TASK INSTRUCTIONS:
Which lines of the records below contain the word "annotation"? Copy each of them out.

DATA SUPPLIED:
··········

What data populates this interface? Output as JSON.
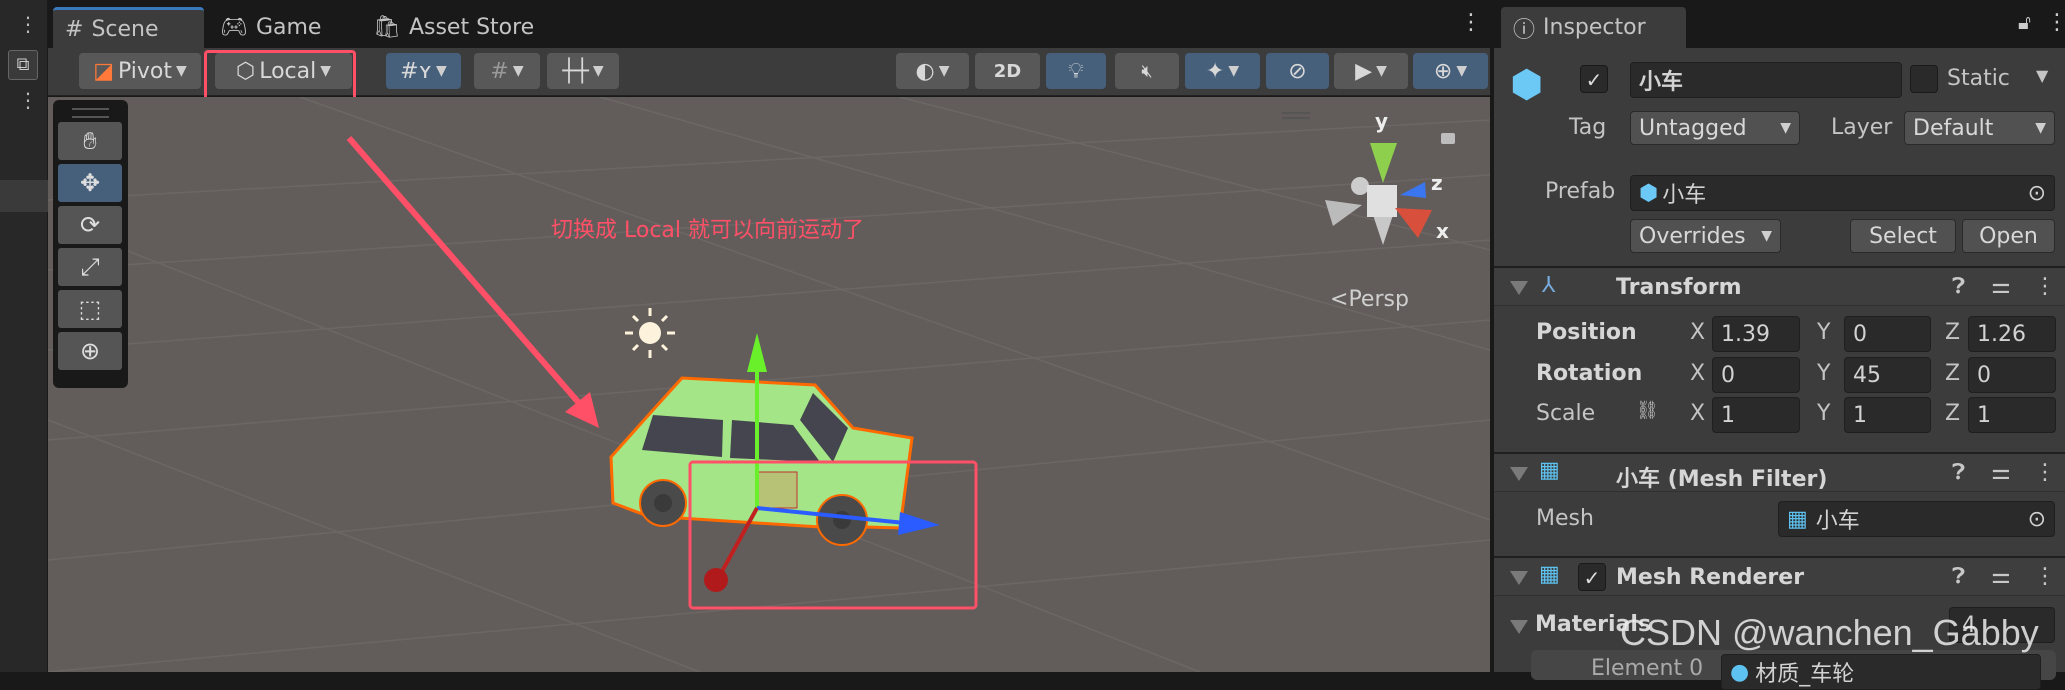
{
  "tabs": {
    "scene": "Scene",
    "game": "Game",
    "asset_store": "Asset Store"
  },
  "toolbar": {
    "pivot": "Pivot",
    "local": "Local",
    "mode_2d": "2D"
  },
  "scene": {
    "annotation": "切换成 Local 就可以向前运动了",
    "gizmo": {
      "y": "y",
      "z": "z",
      "x": "x",
      "projection": "Persp"
    }
  },
  "inspector": {
    "tab": "Inspector",
    "object_name": "小车",
    "active": true,
    "static_label": "Static",
    "tag_label": "Tag",
    "tag_value": "Untagged",
    "layer_label": "Layer",
    "layer_value": "Default",
    "prefab_label": "Prefab",
    "prefab_value": "小车",
    "overrides": "Overrides",
    "select": "Select",
    "open": "Open",
    "transform": {
      "title": "Transform",
      "position": {
        "label": "Position",
        "x": "1.39",
        "y": "0",
        "z": "1.26"
      },
      "rotation": {
        "label": "Rotation",
        "x": "0",
        "y": "45",
        "z": "0"
      },
      "scale": {
        "label": "Scale",
        "x": "1",
        "y": "1",
        "z": "1"
      },
      "axis_x": "X",
      "axis_y": "Y",
      "axis_z": "Z"
    },
    "mesh_filter": {
      "title": "小车 (Mesh Filter)",
      "mesh_label": "Mesh",
      "mesh_value": "小车"
    },
    "mesh_renderer": {
      "title": "Mesh Renderer",
      "materials_label": "Materials",
      "materials_count": "4",
      "element0_label": "Element 0",
      "element0_value": "材质_车轮"
    }
  },
  "watermark": "CSDN @wanchen_Gabby",
  "colors": {
    "annotation": "#ff5068",
    "accent": "#46607c",
    "scene_bg": "#625d5a",
    "car": "#a4e587",
    "outline": "#ff6a00"
  }
}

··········

RESPONSE:
    "annotation": "切换成 Local 就可以向前运动了",
    "annotation": "#ff5068",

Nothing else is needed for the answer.